Written and posted from the Nokia Office, Boston, MA (42.35071, -71.07146)

Where’s My Tube Train? Ah, There’s My Tube Train

Back in December of 2009, I wrote about Paul Clarke trying to solve the problem of where’s my train;┬áthat there must be a definitive, raw source of real-time (train) information and that

I assert that train operators know where their assets are; it would be irresponsible if they didn’t

Whilst the plethora of train operators that fragmented from the ashes of the old British Rail network haven’t answered this challenge yet, Transport for London has, opening up just such data as part of the London Datastore API. In today’s age of talented web mashup developers, if you release an API people will build things with it if the information is useful and interesting and that’s just what Matthew Somerville of MySociety did at the recent Science Hack Day … a (near) realtime map of the London Underground showing the movement of trains of all of the Tube lines. A screen grab wouldn’t do it justice and it takes a while to load, so a video grab might help here.

Coming down the escalators at Waterloo and want to know whether to head for the Bakerloo or the Northern Line to take you north of the river? Now you can tell which line has a northbound train closest to Waterloo.

Want to see just how close the gap is between Leicester Square and Covent Garden on the Piccadilly Line really is? Now you can.

Of course, this doesn’t solve every problem …

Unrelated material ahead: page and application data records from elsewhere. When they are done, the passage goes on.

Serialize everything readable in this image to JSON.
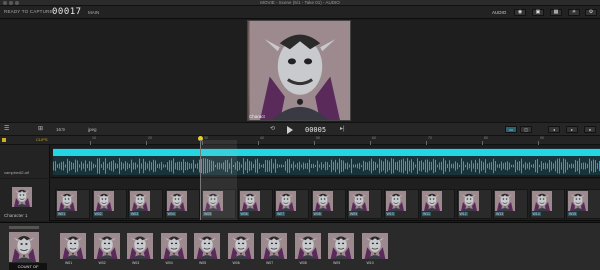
{
  "window": {
    "title": "MOVIE - Scene (5/1 - Take 01) - AUDIO"
  },
  "capture": {
    "label": "READY TO CAPTURE:",
    "frame_count": "00017",
    "scene": "MAIN"
  },
  "topbar": {
    "audio_label": "AUDIO"
  },
  "viewer": {
    "caption": "Charact"
  },
  "controls": {
    "aspect_label": "16:9",
    "format_label": "jpeg",
    "frame_counter": "00005"
  },
  "ruler": {
    "start_label": "CLIPS",
    "tick_labels": [
      "10",
      "20",
      "30",
      "40",
      "50",
      "60",
      "70",
      "80",
      "90"
    ]
  },
  "tracks": {
    "audio_name": "vampiredl2.aif",
    "character_name": "Character 1",
    "clip_labels": [
      "W01",
      "W02",
      "W03",
      "W04",
      "W05",
      "W06",
      "W07",
      "W08",
      "W09",
      "W10",
      "W11",
      "W12",
      "W13",
      "W14",
      "W15"
    ]
  },
  "library": {
    "main_label": "COUNT OF",
    "thumb_labels": [
      "W01",
      "W02",
      "W03",
      "W04",
      "W05",
      "W06",
      "W07",
      "W08",
      "W09",
      "W10"
    ]
  },
  "colors": {
    "accent": "#22d6e3",
    "playhead": "#e8d020"
  }
}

  1. If you’re on the escalators at Waterloo how do you get 3G data coverage to view this mashup on your phone as Transport for London still haven’t manage to achieve cellular coverage underground, unlike Amsterdam, Berlin and other cities?
  2. The site will probably be the target of a tutting campaign from the Health and Safely police insisting that such a visualisation will cause people to run for the train and of course, they might trip and hurt themselves.
  3. If you’re at the top of the escalator and the train is in the station, now, right this very minute now, how do you get down to the platforms quickly?

Whilst I can’t answer the first two of these questions, this publicity stunt from Volkswagon at Berlin’s Alexanderplatz U-Bahn station might just hold the solution for the third question … a slide!

Written and posted from the Ramada Hotel Berlin Mitte in Berlin (52.529858, 13.383858)

Visualising Tag Clouds

If you haven’t played with Wordle yet, I strongly suggest you point your browser of choice there right now and see what gorgeous visualisations of tags it comes up with. This is my delicious tag cloud …

Playing with tag clouds:

… this is the tag cloud for this blog

Playing with tag clouds:

… and this is the tag cloud for the blog I write for work.

Playing with tag clouds:

All of which were produced using the default settings, with no tweaking, shows just how varied my personal approach to tagging is and how strongly tied to usage my tags are.

Written and posted from home (51.427051, -0.333344)